Here are seven ways to improve your relationship with your boss
Advice on how to bond with your boss who plays favourites – and you’re not one of them
Your goal is to be a confident, self-motivated and self-propelled contributor who doesn’t need validation from a boss to do a good job or to be happy
Is there someone on your team who seems to do no wrong in your boss’s eyes? Do they get all the choice assignments and other special perks? What’s the best way to handle not being the boss’s favourite?
Even if you never become the favourite, here are seven ways to improve your working relationship:
1 Get perspective
Find an outside voice to serve as a sounding board. “You need someone who will tell you, ‘Yes, this situation is unfair’ or ‘you’re overthinking this one’,” says Karen Dillon, author of the HBR Guide to Office Politics.
2 Be positive
Your goal is to be a confident, self-motivated and self-propelled contributor who doesn’t need “validation from a boss to do a good job or to be happy”, says Susan Heatherfield, a talent management expert.
3 Watch and learn
Observe how the favourite interacts with your boss and others in the company. Think about how you could “emulate their behaviours” in ways that feel genuine to you, Dillon says.
4 Build bridges
“You should be going out of your way to build relationships with your boss and the favourite,” Heathfield says.

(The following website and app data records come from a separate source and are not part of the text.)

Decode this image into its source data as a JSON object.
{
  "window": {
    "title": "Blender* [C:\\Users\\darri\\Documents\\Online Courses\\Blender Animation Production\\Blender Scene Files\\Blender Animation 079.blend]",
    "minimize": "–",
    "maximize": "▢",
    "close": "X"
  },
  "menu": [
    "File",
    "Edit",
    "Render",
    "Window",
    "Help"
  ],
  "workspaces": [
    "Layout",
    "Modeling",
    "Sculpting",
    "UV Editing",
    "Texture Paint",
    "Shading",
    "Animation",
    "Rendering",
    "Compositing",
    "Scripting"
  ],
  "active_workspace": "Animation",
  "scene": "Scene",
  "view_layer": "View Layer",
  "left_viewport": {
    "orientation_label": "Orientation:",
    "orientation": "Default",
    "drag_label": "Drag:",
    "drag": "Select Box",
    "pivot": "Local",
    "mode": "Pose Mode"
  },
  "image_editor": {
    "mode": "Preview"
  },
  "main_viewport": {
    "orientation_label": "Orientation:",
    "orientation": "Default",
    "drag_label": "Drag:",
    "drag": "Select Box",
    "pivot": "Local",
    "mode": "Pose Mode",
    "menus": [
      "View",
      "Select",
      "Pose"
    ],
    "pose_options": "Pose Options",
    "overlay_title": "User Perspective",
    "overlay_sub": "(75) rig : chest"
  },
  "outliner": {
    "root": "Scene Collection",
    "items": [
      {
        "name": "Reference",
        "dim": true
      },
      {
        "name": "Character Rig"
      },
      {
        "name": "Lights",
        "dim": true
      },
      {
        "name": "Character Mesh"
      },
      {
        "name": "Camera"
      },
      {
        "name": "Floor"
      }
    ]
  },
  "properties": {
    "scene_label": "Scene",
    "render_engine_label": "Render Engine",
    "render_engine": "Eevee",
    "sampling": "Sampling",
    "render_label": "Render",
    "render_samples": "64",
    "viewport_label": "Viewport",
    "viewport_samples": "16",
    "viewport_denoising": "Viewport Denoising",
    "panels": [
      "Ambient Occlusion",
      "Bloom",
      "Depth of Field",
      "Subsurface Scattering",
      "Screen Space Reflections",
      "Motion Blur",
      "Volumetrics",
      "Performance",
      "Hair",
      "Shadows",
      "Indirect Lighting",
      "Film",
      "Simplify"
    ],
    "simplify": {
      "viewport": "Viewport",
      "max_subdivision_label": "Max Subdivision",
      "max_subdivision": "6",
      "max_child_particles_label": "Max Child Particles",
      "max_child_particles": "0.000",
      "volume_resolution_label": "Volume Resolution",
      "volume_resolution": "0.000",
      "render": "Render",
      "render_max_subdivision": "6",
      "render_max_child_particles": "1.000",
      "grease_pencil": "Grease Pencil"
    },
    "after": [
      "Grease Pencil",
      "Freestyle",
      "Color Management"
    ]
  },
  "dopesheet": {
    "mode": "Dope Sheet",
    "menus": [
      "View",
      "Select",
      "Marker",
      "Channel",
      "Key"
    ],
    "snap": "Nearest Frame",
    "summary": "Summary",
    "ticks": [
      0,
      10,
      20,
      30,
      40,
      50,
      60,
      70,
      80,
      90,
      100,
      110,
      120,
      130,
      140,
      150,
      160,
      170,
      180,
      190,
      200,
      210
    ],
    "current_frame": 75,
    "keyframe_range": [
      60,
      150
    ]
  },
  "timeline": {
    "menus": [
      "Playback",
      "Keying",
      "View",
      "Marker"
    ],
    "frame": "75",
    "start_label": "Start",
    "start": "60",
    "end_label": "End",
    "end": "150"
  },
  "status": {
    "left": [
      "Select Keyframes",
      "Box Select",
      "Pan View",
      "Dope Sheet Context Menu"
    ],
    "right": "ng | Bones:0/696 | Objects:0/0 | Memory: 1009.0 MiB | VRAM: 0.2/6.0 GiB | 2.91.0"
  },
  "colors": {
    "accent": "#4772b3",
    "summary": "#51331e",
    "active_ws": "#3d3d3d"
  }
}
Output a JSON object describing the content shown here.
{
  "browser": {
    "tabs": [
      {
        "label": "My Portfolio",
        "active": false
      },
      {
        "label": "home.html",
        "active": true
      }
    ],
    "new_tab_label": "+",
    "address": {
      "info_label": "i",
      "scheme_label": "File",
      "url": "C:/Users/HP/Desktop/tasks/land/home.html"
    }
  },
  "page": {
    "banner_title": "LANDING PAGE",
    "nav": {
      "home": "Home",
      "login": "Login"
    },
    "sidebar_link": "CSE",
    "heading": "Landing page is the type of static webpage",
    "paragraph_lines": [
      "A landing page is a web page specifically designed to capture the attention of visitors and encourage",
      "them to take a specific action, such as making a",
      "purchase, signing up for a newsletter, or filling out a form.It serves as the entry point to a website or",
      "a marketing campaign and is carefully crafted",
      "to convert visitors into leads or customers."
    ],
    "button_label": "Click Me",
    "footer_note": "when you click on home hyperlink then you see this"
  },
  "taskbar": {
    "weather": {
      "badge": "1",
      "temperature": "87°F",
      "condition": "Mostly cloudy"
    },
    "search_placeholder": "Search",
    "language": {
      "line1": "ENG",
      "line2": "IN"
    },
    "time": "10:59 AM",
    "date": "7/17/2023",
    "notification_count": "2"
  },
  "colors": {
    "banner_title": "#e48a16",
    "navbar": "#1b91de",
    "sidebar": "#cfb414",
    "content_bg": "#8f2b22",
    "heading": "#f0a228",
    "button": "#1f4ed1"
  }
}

Dillon recommends asking the favourite for advice on how to get better at your job.
5 Opt for conversation, not confrontation
You can talk to your boss about ways to improve your performance, but don’t accuse them of playing favourites.
6 Find other mentors
“Develop relationships with people in positions of power throughout the organisation” to help deepen your understanding of the challenges you’re collectively facing and where opportunities lie, Dillon says.
7 Move on
Dillon is a firm believer that “hard work, a good attitude and being a good colleague pays off over time”, but if you’re “being ignored” despite “your best efforts,” it might be time to start a job search. – Copyright Harvard Business Review 2016